According to the publication, a Circle spokesperson confirmed that an address was blacklisted, and the funds inside frozen, at the request of a law enforcement agency. Although no specifics were given about the blacklisting, which occurred in mid-June, this is the first time that the consortium has ever called a “blacklist” smart contract function on an address.

The Circle spokesperson said:


“Centre can confirm it blacklisted an address in response to a request from law enforcement. While we cannot comment on the specifics of law enforcement requests, Centre complies with binding court orders that have appropriate jurisdiction over the organization.”

In normal circumstances funds held on the Ethereum blockchain are under the control of the address owner, but in order to remain compliant, Centre has the power to blacklist an address, which makes it unable to execute transactions.

The consortium’s Blacklisting Policy document reads:

“When an address is blacklisted, it can no longer receive USDC and all of the USDC controlled by that address is blocked and cannot be transferred on-chain.”

According to the document, only the consortium itself has the power to blacklist addresses, and not individual USDC issuers. The policy further pointed out that Centre has retained the power to blacklist addresses under two circumstances, the first being if there is a potential security breach or threat to the network.

The second reason to consider a blacklist is:

“To comply with a law, regulation or legal order from a duly recognized U.S. authorized authority, U.S. court of competent jurisdiction or other governmental authority with jurisdiction over Centre.”

Either way, in order to blacklist an address, the majority of the firm’s Board of Managers needs to vote on whether to approve or object to such a request.
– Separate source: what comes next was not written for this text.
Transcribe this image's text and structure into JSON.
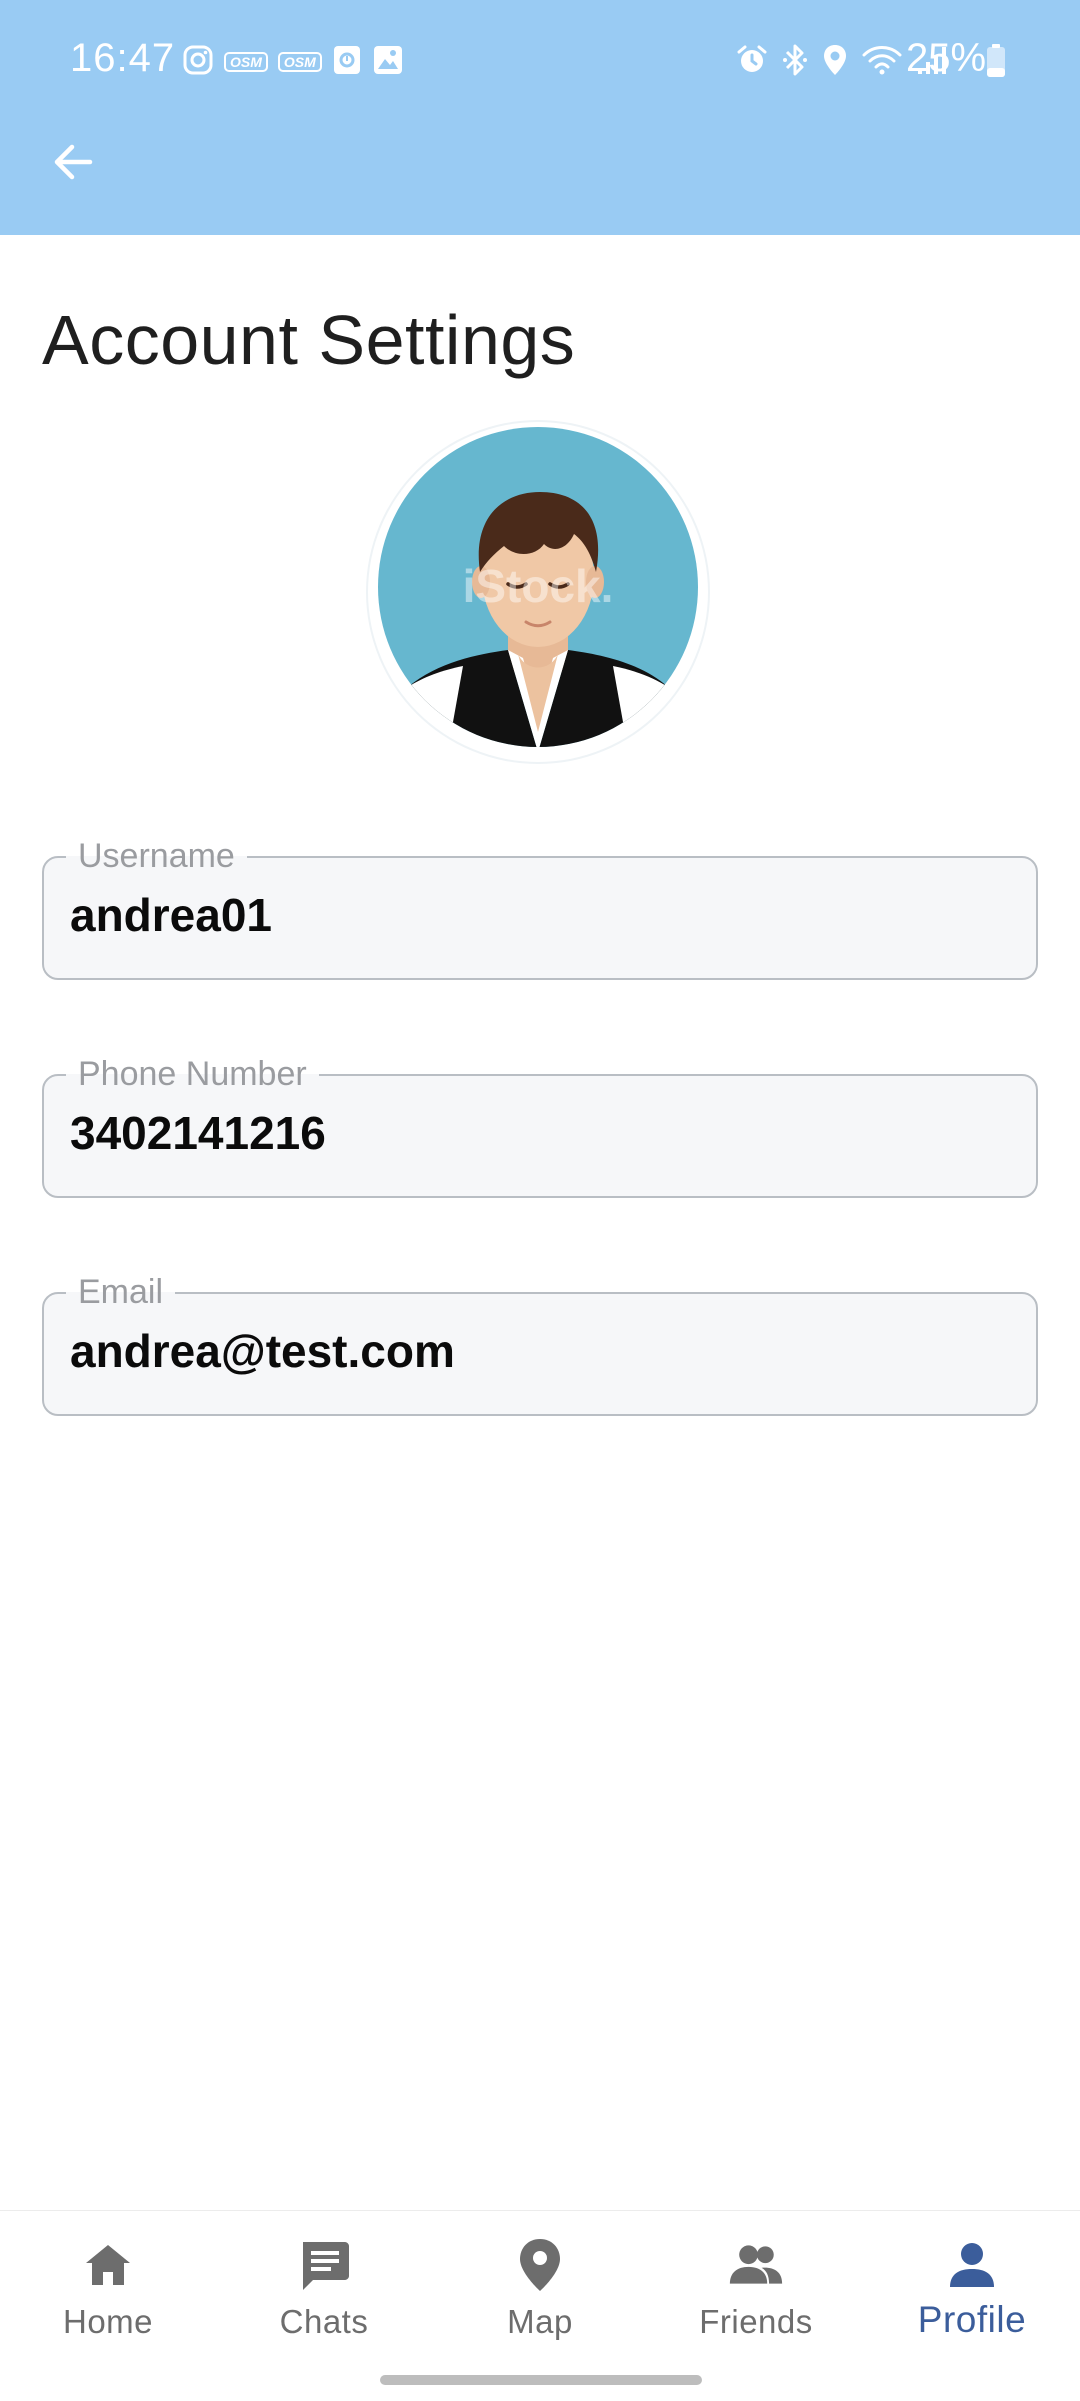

While the firm has the power to reverse a blacklist, it has warned on its website that blacklisted addresses may be “wholly and permanently unrecoverable”.